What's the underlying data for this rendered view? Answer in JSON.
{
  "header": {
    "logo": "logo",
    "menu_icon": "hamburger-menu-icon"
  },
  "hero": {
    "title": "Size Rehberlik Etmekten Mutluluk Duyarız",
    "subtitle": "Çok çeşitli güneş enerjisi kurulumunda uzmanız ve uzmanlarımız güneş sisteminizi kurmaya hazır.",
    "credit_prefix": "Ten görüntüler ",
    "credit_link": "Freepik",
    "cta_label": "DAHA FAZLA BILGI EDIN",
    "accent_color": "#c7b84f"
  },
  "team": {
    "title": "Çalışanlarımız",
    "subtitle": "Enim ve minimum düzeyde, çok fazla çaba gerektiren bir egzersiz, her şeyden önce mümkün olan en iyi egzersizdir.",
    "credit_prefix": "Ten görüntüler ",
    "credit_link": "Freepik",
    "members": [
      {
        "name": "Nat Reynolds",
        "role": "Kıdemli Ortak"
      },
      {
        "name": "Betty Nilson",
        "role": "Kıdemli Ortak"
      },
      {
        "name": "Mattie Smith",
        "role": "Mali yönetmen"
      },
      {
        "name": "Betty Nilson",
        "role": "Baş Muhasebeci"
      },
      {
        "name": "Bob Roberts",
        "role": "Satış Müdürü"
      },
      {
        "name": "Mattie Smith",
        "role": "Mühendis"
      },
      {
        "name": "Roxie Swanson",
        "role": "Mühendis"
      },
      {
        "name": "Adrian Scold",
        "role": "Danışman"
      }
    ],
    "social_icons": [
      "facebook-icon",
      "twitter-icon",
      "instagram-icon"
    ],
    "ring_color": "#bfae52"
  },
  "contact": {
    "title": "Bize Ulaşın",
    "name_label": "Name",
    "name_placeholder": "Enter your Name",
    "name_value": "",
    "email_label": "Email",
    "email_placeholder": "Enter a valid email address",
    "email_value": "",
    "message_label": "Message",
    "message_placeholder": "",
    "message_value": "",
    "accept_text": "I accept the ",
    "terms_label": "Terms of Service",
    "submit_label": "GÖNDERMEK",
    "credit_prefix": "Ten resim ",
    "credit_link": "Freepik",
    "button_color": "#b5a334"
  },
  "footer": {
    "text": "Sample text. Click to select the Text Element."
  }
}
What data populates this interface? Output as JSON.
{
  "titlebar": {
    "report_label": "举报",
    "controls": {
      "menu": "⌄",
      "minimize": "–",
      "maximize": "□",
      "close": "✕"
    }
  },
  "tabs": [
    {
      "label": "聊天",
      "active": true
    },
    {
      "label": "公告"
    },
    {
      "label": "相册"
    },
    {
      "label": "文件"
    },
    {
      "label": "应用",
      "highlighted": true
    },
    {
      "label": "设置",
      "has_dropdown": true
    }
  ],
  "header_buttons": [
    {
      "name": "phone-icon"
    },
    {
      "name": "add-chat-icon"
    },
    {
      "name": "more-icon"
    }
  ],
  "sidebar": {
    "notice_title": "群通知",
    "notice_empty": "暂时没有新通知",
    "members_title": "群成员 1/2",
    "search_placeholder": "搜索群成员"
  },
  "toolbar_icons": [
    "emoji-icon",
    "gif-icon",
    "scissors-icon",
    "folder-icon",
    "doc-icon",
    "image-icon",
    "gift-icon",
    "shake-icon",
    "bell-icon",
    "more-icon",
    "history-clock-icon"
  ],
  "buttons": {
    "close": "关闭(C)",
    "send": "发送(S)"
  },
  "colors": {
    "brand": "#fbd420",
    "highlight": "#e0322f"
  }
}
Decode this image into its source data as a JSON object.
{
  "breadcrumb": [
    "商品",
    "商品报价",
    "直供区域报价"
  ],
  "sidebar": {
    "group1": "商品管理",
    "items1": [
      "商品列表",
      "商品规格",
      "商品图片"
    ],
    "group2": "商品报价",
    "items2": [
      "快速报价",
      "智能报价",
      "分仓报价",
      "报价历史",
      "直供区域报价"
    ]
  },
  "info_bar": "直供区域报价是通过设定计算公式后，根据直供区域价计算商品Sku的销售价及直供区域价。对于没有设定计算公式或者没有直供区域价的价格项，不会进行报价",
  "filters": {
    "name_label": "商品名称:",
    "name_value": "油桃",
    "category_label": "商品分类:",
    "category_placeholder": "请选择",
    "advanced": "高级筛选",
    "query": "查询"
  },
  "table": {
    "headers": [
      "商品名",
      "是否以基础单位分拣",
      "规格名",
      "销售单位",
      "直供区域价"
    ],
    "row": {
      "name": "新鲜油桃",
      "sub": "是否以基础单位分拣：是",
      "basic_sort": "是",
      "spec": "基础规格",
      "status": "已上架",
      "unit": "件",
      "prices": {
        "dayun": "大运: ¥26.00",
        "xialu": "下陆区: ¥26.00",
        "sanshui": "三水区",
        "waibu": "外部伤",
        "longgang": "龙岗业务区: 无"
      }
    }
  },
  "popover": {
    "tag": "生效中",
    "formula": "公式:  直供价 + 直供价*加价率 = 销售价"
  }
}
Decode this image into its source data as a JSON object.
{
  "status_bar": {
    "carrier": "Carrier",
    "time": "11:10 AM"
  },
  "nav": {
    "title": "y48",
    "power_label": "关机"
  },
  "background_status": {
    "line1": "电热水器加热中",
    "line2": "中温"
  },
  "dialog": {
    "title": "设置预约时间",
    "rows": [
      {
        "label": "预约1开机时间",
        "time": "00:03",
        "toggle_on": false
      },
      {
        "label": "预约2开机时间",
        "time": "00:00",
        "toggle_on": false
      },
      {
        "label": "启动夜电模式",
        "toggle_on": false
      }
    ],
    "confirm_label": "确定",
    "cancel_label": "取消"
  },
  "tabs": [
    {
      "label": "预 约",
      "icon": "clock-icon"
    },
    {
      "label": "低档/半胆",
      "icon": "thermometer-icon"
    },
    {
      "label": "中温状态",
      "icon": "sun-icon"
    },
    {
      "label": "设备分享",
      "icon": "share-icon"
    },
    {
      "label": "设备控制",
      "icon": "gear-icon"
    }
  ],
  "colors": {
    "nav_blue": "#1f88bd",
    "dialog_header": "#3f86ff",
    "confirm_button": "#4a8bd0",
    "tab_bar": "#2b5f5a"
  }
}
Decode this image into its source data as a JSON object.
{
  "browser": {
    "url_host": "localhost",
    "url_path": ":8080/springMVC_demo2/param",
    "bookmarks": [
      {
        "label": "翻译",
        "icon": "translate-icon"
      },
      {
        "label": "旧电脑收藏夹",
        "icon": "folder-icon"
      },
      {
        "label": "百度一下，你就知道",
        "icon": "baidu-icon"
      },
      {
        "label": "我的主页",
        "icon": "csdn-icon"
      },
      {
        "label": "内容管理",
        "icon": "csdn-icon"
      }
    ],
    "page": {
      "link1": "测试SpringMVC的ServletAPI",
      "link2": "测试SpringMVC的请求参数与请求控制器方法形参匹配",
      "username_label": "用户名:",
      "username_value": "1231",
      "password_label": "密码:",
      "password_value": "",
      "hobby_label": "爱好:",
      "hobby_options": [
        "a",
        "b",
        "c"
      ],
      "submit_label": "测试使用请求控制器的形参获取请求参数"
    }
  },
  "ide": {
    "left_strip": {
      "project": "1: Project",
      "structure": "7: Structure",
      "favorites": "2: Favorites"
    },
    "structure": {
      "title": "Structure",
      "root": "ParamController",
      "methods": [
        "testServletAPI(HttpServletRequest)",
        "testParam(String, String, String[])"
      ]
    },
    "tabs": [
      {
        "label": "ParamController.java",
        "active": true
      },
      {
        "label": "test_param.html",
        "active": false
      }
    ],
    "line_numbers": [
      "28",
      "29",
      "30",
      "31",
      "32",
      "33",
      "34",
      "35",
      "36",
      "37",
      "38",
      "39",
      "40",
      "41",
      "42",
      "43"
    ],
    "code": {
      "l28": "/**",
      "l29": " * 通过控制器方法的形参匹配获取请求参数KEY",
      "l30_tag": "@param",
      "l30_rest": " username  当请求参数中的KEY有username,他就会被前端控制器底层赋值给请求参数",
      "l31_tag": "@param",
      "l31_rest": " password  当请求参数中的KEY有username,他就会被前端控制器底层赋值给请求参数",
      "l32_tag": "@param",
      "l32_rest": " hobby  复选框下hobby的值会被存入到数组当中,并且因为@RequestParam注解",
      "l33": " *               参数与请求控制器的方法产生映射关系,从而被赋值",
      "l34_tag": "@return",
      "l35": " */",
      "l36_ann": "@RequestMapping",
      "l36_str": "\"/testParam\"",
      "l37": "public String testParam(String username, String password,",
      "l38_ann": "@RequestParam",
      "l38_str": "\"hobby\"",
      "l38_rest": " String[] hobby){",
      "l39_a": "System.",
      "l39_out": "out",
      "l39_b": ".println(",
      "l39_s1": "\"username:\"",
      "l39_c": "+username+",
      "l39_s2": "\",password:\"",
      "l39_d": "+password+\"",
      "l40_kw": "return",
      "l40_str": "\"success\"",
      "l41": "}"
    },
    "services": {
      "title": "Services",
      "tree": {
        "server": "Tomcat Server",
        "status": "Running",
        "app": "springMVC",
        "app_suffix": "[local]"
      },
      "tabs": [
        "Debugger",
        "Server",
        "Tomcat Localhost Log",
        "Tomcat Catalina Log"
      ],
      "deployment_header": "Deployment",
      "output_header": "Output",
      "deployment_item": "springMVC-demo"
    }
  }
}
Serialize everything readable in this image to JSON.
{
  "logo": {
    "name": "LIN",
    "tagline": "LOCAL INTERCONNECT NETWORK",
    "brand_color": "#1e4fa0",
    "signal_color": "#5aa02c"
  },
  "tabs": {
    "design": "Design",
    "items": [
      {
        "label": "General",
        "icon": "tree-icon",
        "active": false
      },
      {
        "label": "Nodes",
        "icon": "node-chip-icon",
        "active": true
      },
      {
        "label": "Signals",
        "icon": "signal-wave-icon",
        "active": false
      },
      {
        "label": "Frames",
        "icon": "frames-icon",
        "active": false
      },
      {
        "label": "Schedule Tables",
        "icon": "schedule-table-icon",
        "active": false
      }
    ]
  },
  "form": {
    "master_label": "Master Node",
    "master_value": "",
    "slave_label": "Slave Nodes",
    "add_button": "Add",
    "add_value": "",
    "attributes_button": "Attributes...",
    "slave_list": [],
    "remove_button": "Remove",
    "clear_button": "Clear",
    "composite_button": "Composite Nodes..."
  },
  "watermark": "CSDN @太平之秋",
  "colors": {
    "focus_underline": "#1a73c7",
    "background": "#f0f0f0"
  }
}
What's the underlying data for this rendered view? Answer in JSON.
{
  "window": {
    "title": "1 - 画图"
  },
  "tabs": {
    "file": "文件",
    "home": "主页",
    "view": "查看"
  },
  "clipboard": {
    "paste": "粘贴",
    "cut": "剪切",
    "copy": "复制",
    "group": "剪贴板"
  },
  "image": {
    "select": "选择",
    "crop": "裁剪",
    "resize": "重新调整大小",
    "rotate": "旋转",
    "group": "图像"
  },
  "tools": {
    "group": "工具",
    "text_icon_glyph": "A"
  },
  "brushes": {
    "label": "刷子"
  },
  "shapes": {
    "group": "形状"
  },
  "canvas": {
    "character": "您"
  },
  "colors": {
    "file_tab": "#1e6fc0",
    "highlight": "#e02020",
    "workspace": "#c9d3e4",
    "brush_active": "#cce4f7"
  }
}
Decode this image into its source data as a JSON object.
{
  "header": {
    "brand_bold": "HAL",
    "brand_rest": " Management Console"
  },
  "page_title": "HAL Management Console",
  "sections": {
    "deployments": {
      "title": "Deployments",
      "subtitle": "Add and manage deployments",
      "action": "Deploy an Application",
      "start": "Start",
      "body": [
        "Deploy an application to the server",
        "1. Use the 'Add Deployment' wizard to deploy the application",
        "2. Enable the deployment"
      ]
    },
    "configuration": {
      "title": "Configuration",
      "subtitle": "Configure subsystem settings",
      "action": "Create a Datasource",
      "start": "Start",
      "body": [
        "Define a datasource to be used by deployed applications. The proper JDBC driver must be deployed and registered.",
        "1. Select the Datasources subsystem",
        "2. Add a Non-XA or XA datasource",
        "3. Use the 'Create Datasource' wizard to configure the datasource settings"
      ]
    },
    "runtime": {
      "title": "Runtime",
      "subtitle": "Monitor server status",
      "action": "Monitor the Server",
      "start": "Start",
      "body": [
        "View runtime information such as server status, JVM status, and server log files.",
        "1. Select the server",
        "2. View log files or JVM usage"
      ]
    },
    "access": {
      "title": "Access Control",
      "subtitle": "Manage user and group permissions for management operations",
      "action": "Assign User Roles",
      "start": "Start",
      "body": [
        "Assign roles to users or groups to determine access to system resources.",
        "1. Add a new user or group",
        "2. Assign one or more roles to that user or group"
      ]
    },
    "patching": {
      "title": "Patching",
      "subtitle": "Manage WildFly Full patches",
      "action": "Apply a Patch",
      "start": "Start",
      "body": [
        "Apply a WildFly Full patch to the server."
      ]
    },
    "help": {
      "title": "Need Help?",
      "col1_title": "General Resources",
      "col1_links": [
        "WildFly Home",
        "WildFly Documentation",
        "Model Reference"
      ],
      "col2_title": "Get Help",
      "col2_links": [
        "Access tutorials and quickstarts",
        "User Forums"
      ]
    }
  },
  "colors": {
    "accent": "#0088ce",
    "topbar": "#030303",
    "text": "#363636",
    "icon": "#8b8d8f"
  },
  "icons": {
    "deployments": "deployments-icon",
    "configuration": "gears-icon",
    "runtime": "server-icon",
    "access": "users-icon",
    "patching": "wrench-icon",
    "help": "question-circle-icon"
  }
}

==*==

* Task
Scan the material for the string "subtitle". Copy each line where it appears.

* Response to this task
    "subtitle": "Çok çeşitli güneş enerjisi kurulumunda uzmanız ve uzmanlarımız güneş sisteminizi kurmaya hazır.",
    "subtitle": "Enim ve minimum düzeyde, çok fazla çaba gerektiren bir egzersiz, her şeyden önce mümkün olan en iyi egzersizdir.",
      "subtitle": "Add and manage deployments",
      "subtitle": "Configure subsystem settings",
      "subtitle": "Monitor server status",
      "subtitle": "Manage user and group permissions for management operations",
      "subtitle": "Manage WildFly Full patches",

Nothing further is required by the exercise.